The bark of a beautiful Flowering Dogwood tree near Wakulla springs in Tallahassee, Florida.
-Matthew T. Ross-

Bark is absolutely wonderful stuff. Across species of trees there is an amazing diversity in the appearance and makeup of their bark. This explains why we use the barks of different trees for vastly different functions. This can include as a spice in the case of cinnamon, or as a bottle stopper as in the case of cork (harvested from the “cork oak”).

If you’ve never seen the harvesting of cinnamon you should check out the amazing video below:



Bark is made up of multiple layers of tissues:
(1) Phellem Layer. (2) Phellogen. (3) Phelloderm. (4) Cortex. (5) Phloem

The cells in the Phellem layer produce a waxy substance that helps prevent water lose in the plants. The phellogen is the only layer of the bark in which cells are dividing producing the cells that make up those in the phellem layer. The cells in the phloem layer are used for carrying nutrients around the length of the tree.

The appearance of bark comes from the fact that as a plant ages the phellogen layer is producing and pushing more and more cells into the phellem layer. As the cells in the phellem layer pile up they get cut off from nutrients and die off. Differences in the buildup of this dead tissue results in the variety of appearances of bark across species.

You can see that amazing diversity in the species below:


From top to bottom is the white ash, the bluff oak, the pignut hickory, the sweetgum, and the american beech.

In fact the bark from certain trees (such as the redwood) can be tough enough you can actually climb up it by gripping the bark:





Written by:
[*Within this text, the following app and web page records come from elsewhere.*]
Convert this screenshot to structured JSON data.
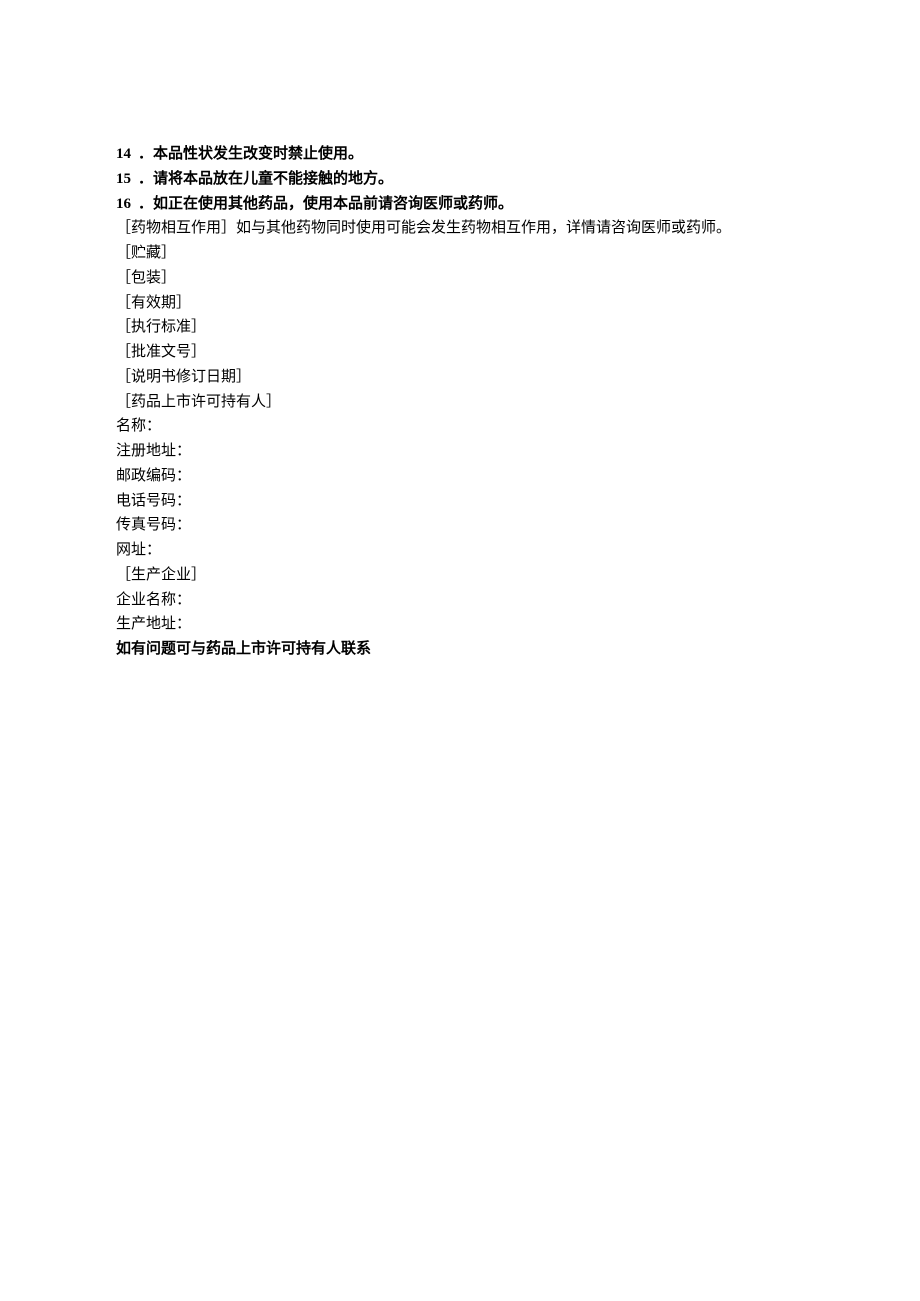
{
  "items": [
    {
      "num": "14",
      "text": "．本品性状发生改变时禁止使用。"
    },
    {
      "num": "15",
      "text": "．请将本品放在儿童不能接触的地方。"
    },
    {
      "num": "16",
      "text": "．如正在使用其他药品，使用本品前请咨询医师或药师。"
    }
  ],
  "interaction": "［药物相互作用］如与其他药物同时使用可能会发生药物相互作用，详情请咨询医师或药师。",
  "sections": [
    "［贮藏］",
    "［包装］",
    "［有效期］",
    "［执行标准］",
    "［批准文号］",
    "［说明书修订日期］",
    "［药品上市许可持有人］"
  ],
  "holder_fields": [
    "名称：",
    "注册地址：",
    "邮政编码：",
    "电话号码：",
    "传真号码：",
    "网址："
  ],
  "manufacturer_header": "［生产企业］",
  "manufacturer_fields": [
    "企业名称：",
    "生产地址："
  ],
  "footer_note": "如有问题可与药品上市许可持有人联系"
}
Matthew is a neuroscientist investigating vocal motor processing, focusing on how the brain changes during development, but is passionate about all things science. He loves art and photography, producing his own digital artwork inspired by science and anatomy. Matthew also plays guitar and piano and has recorded several albums. You can find more of his projects at his website: matthewtross.com.